-- Instructions for the task --
The data below is to be repeated in full, exactly as given.

___ Data extract

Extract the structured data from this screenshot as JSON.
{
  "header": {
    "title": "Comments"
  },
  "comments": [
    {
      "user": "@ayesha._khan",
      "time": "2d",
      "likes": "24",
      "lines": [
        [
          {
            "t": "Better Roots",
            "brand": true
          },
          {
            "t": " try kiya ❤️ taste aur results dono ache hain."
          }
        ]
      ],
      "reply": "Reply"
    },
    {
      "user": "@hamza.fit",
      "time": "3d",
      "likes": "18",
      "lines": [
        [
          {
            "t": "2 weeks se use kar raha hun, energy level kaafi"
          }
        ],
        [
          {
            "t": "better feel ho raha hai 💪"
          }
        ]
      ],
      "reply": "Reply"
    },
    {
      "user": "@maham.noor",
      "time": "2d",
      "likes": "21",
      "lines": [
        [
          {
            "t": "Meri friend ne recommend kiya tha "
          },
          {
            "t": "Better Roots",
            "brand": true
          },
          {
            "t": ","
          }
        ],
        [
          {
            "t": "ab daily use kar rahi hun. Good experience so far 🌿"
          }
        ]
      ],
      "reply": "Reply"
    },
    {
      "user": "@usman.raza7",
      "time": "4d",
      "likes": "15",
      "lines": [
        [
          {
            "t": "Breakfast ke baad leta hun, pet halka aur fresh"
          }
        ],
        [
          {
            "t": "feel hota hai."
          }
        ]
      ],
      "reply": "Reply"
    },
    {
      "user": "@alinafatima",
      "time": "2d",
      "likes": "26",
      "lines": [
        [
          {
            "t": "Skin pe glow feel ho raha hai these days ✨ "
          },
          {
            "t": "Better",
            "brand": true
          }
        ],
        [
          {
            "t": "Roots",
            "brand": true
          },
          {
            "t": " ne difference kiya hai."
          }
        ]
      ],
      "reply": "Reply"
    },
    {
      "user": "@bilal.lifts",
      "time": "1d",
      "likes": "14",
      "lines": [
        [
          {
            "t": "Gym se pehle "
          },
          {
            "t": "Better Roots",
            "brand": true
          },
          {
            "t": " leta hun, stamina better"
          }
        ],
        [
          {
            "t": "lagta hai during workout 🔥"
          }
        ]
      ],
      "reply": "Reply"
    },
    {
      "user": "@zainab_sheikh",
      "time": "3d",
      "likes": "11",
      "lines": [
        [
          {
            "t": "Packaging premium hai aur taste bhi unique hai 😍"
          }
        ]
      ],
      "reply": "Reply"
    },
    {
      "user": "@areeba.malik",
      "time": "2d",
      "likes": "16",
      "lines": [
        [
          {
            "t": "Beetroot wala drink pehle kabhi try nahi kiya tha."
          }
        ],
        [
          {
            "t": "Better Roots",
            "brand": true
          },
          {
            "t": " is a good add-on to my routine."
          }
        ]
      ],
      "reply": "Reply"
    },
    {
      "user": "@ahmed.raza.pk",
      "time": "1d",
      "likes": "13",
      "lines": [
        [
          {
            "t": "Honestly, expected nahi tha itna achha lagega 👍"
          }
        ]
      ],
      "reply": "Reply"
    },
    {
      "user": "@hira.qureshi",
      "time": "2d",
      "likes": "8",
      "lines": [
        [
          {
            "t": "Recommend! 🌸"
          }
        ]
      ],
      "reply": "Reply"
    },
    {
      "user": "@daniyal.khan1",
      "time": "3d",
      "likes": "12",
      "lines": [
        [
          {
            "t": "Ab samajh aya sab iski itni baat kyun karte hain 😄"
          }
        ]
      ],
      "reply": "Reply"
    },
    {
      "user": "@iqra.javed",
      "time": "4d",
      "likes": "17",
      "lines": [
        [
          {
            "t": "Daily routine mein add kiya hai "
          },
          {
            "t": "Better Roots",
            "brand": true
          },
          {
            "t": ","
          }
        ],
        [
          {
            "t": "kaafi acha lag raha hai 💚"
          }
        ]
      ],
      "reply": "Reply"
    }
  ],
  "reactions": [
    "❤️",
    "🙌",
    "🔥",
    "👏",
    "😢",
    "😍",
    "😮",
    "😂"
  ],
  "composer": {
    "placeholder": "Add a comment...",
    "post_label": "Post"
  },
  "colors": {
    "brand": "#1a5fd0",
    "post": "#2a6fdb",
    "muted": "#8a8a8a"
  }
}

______

-- Result for this task --
Extract the structured data from this screenshot as JSON.
{
  "header": {
    "title": "Comments"
  },
  "comments": [
    {
      "user": "@ayesha._khan",
      "time": "2d",
      "likes": "24",
      "lines": [
        [
          {
            "t": "Better Roots",
            "brand": true
          },
          {
            "t": " try kiya ❤️ taste aur results dono ache hain."
          }
        ]
      ],
      "reply": "Reply"
    },
    {
      "user": "@hamza.fit",
      "time": "3d",
      "likes": "18",
      "lines": [
        [
          {
            "t": "2 weeks se use kar raha hun, energy level kaafi"
          }
        ],
        [
          {
            "t": "better feel ho raha hai 💪"
          }
        ]
      ],
      "reply": "Reply"
    },
    {
      "user": "@maham.noor",
      "time": "2d",
      "likes": "21",
      "lines": [
        [
          {
            "t": "Meri friend ne recommend kiya tha "
          },
          {
            "t": "Better Roots",
            "brand": true
          },
          {
            "t": ","
          }
        ],
        [
          {
            "t": "ab daily use kar rahi hun. Good experience so far 🌿"
          }
        ]
      ],
      "reply": "Reply"
    },
    {
      "user": "@usman.raza7",
      "time": "4d",
      "likes": "15",
      "lines": [
        [
          {
            "t": "Breakfast ke baad leta hun, pet halka aur fresh"
          }
        ],
        [
          {
            "t": "feel hota hai."
          }
        ]
      ],
      "reply": "Reply"
    },
    {
      "user": "@alinafatima",
      "time": "2d",
      "likes": "26",
      "lines": [
        [
          {
            "t": "Skin pe glow feel ho raha hai these days ✨ "
          },
          {
            "t": "Better",
            "brand": true
          }
        ],
        [
          {
            "t": "Roots",
            "brand": true
          },
          {
            "t": " ne difference kiya hai."
          }
        ]
      ],
      "reply": "Reply"
    },
    {
      "user": "@bilal.lifts",
      "time": "1d",
      "likes": "14",
      "lines": [
        [
          {
            "t": "Gym se pehle "
          },
          {
            "t": "Better Roots",
            "brand": true
          },
          {
            "t": " leta hun, stamina better"
          }
        ],
        [
          {
            "t": "lagta hai during workout 🔥"
          }
        ]
      ],
      "reply": "Reply"
    },
    {
      "user": "@zainab_sheikh",
      "time": "3d",
      "likes": "11",
      "lines": [
        [
          {
            "t": "Packaging premium hai aur taste bhi unique hai 😍"
          }
        ]
      ],
      "reply": "Reply"
    },
    {
      "user": "@areeba.malik",
      "time": "2d",
      "likes": "16",
      "lines": [
        [
          {
            "t": "Beetroot wala drink pehle kabhi try nahi kiya tha."
          }
        ],
        [
          {
            "t": "Better Roots",
            "brand": true
          },
          {
            "t": " is a good add-on to my routine."
          }
        ]
      ],
      "reply": "Reply"
    },
    {
      "user": "@ahmed.raza.pk",
      "time": "1d",
      "likes": "13",
      "lines": [
        [
          {
            "t": "Honestly, expected nahi tha itna achha lagega 👍"
          }
        ]
      ],
      "reply": "Reply"
    },
    {
      "user": "@hira.qureshi",
      "time": "2d",
      "likes": "8",
      "lines": [
        [
          {
            "t": "Recommend! 🌸"
          }
        ]
      ],
      "reply": "Reply"
    },
    {
      "user": "@daniyal.khan1",
      "time": "3d",
      "likes": "12",
      "lines": [
        [
          {
            "t": "Ab samajh aya sab iski itni baat kyun karte hain 😄"
          }
        ]
      ],
      "reply": "Reply"
    },
    {
      "user": "@iqra.javed",
      "time": "4d",
      "likes": "17",
      "lines": [
        [
          {
            "t": "Daily routine mein add kiya hai "
          },
          {
            "t": "Better Roots",
            "brand": true
          },
          {
            "t": ","
          }
        ],
        [
          {
            "t": "kaafi acha lag raha hai 💚"
          }
        ]
      ],
      "reply": "Reply"
    }
  ],
  "reactions": [
    "❤️",
    "🙌",
    "🔥",
    "👏",
    "😢",
    "😍",
    "😮",
    "😂"
  ],
  "composer": {
    "placeholder": "Add a comment...",
    "post_label": "Post"
  },
  "colors": {
    "brand": "#1a5fd0",
    "post": "#2a6fdb",
    "muted": "#8a8a8a"
  }
}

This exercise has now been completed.